Buy-to-let mortgages in the European Union (EU) have narrowly avoided abolition during wide-ranging reforms to lending across the continent. The Mortgage Directive - officially called the Credit Agreements Related to Residential Property Directive (CARRP) - intends to create a single regulatory framework to govern all mortgages in the EU. However, the commission in charge of the directive failed to take account of unusual mortgage nuances, crafting a document that would have made buy-to-let mortgages illegal.
Luckily, the EU has made a u-turn on the legislation. This will ensure the private rented sector is protected and citizens have a cohesive framework to understand the regulatory regime when purchasing properties in the EU. The National Landlords Association (NLA) has welcomed the new safeguards, claiming if buy-to-let mortgages had been outlawed it would have been disastrous - especially as rising house prices in the UK force more people into the rental market.
The NLA has used its pan-European associations with bodies like the International Union of Property Owners to secure the complete exemption for buy-to-let mortgages. The final text is now being analysed by all 27 heads of state and the European Parliament before a vote will take place to sign the reforms off.
David Cox, senior policy officer for the NLA, said: "We have lobbied hard to ensure the UK’s main facility for investing in property to rent can remain in place. The private rented sector is currently the only growing part of the UK’s housing market and I am certain that a mortgage directive including buy to let mortgages would have prohibited this.
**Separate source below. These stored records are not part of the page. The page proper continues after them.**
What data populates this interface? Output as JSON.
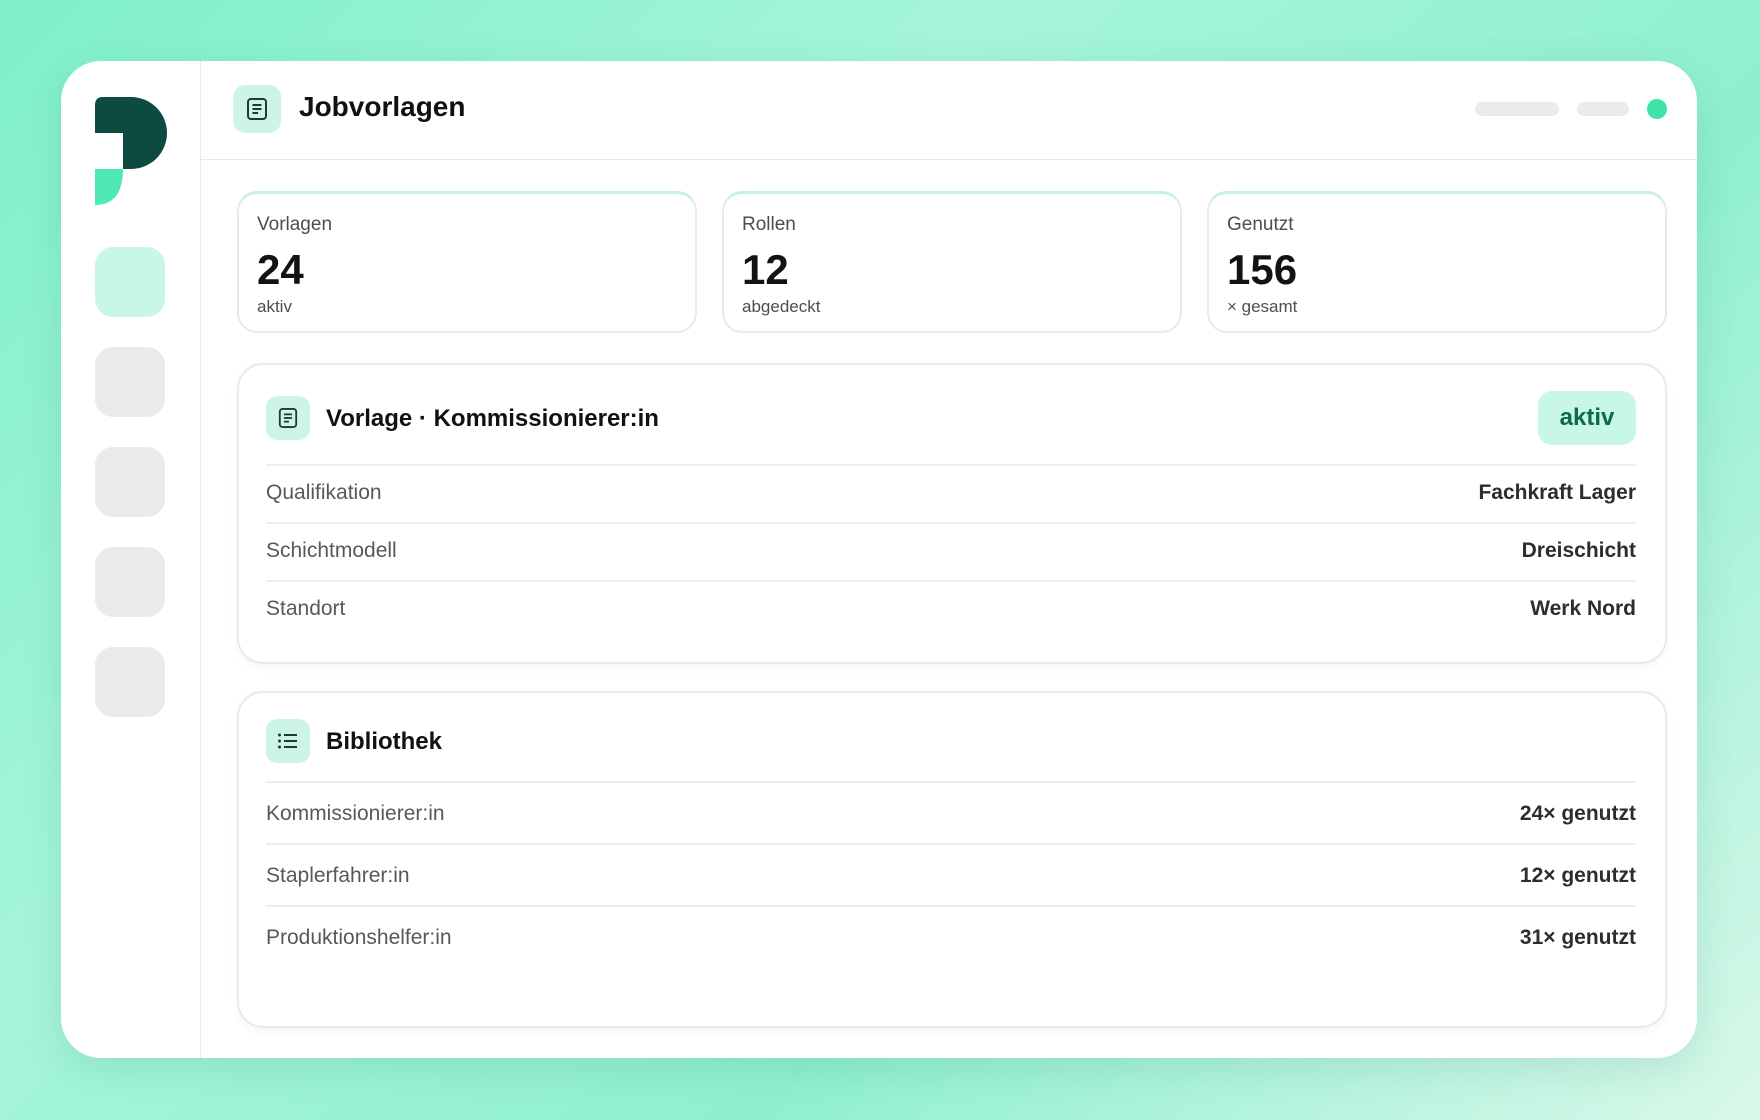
{
  "header": {
    "title": "Jobvorlagen",
    "icon": "document-icon"
  },
  "stats": [
    {
      "label": "Vorlagen",
      "value": "24",
      "sub": "aktiv"
    },
    {
      "label": "Rollen",
      "value": "12",
      "sub": "abgedeckt"
    },
    {
      "label": "Genutzt",
      "value": "156",
      "sub": "× gesamt"
    }
  ],
  "template_panel": {
    "title": "Vorlage · Kommissionierer:in",
    "badge": "aktiv",
    "rows": [
      {
        "label": "Qualifikation",
        "value": "Fachkraft Lager"
      },
      {
        "label": "Schichtmodell",
        "value": "Dreischicht"
      },
      {
        "label": "Standort",
        "value": "Werk Nord"
      }
    ]
  },
  "library_panel": {
    "title": "Bibliothek",
    "rows": [
      {
        "label": "Kommissionierer:in",
        "value": "24× genutzt"
      },
      {
        "label": "Staplerfahrer:in",
        "value": "12× genutzt"
      },
      {
        "label": "Produktionshelfer:in",
        "value": "31× genutzt"
      }
    ]
  },
  "colors": {
    "accent": "#3fe3a8",
    "accent_light": "#c9f7e6",
    "logo_dark": "#0d4a40",
    "logo_light": "#4fe8b6"
  }
}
This really is a success for the NLA and its European colleagues."
The UK rental sector is poised for significant growth over the coming years, with Savills predicting that between 2014 and 2016 more than 600,000 households will be created in the sector. Demand could create more than GBP 150 billion worth of stock in the private rental sector over the next three years alone, as homeownership continues to be too expensive for many.
- Friday 20 September 2013